As an assistant with the Jazz, Horny has helped several players improve their shooting technique. In fact, thanks to Coach Hornacek, Alec Burks went from shooting 29.2 percent from behind the arc in college to 35.0 as a pro.
Likewise, Gordon Hayward was able to increase his 3-point shooting percentage from 34.6 in 2011-12 to 41.5 this past season.
"Having a great shooter like that work with me helped a lot," Hayward said. "Not just with mechanics, but with my confidence."
Hornacek on fast track for head coaching job - Gordon Monson

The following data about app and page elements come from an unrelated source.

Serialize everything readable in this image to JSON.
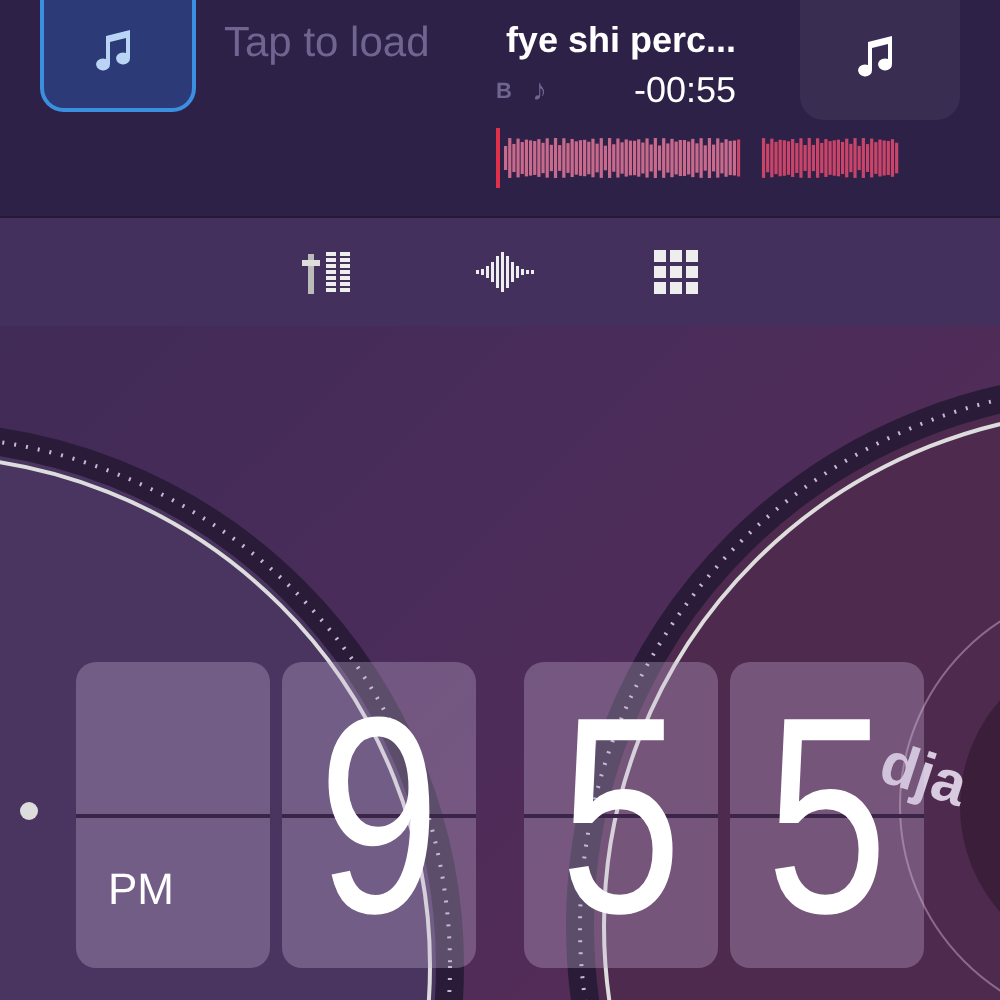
{
  "deck_a": {
    "status": "Tap to load"
  },
  "deck_b": {
    "title": "fye shi perc...",
    "key": "B",
    "note": "♪",
    "time": "-00:55"
  },
  "clock": {
    "period": "PM",
    "digits": [
      "9",
      "5",
      "5"
    ]
  },
  "turntable_b": {
    "label": "dja"
  }
}
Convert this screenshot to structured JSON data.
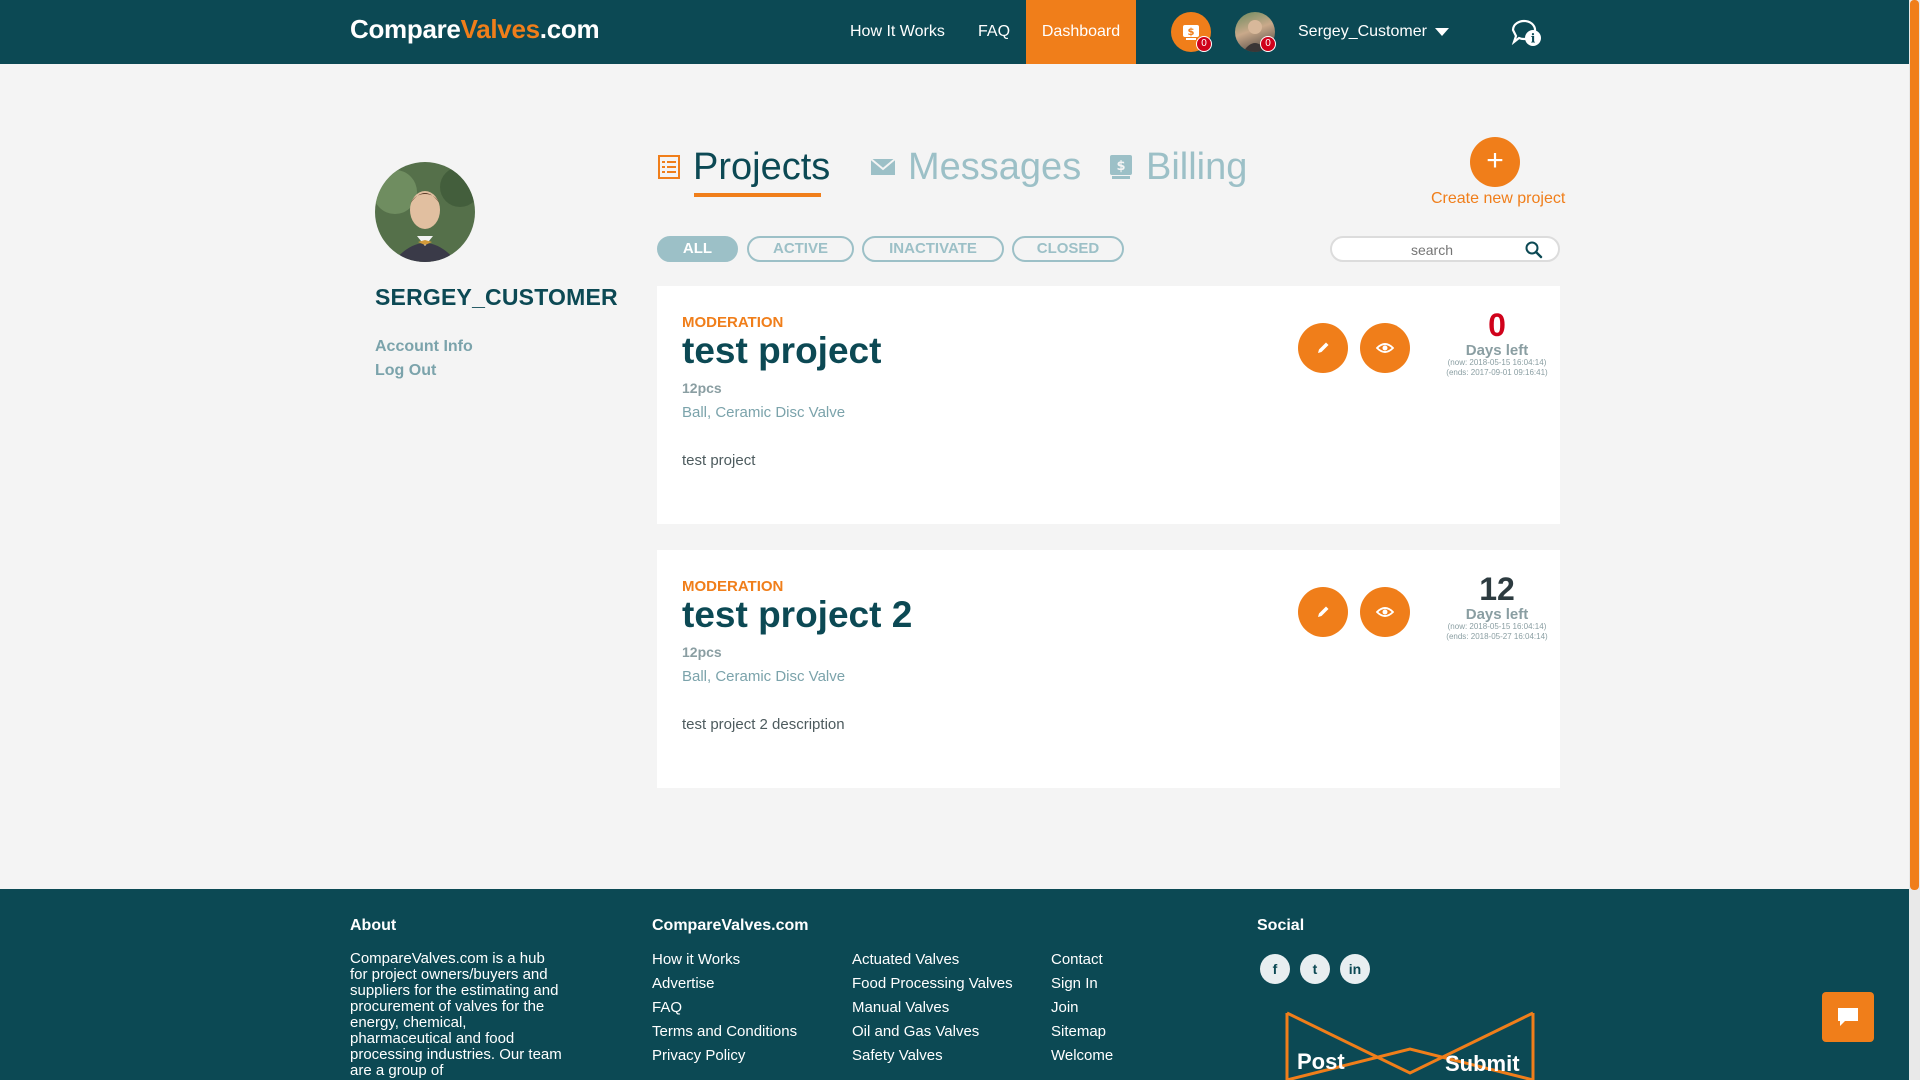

And that's the key - similar in some ways to what Mark Jackson has done at Golden State - to what Hornacek could bring to a team as a head coach: an easy, intelligent approach, but one that still has high standards for success. Some observers might think Hornacek is too nice of a guy, too well-adjusted. But he has always had a no-nonsense competitive streak that runs to his core. That's what enabled him to go on playing on one leg, dragging the other up and down the floor, in his latter seasons. It's what helped him walk on at Iowa State and win, what helped him become an All-Star as a second-round pick by Phoenix. Former Suns CEO Jerry Colangelo once said of Hornacek: "Most of the people in the league thought Jeff was too slow, not good enough to play in the NBA. But there was something special about him. He had a big heart."
Amar Smith - Manager - SLC Dunk
"Personally it will be tough to see," Amar Smith, manager of SLC Dunk said via email this morning. "Because Jeff has been a huge part of my fan experience. Furthermore, the Jazz can't draft players who can't shoot anymore because he would take the extra time out of his life to give private coaching -- even Kyle Korver (who set an NBA record for 3pt% in a season) attributes Jeff for that mark. He makes your struggling offensive players better, and makes your great offensive players find another two or three shots in their arsenal.
"A number of Jazz fans would rather we trade you former Suns player Tyrone Corbin and keep Jeff. But our front office made their decision.
"All the best Jeff."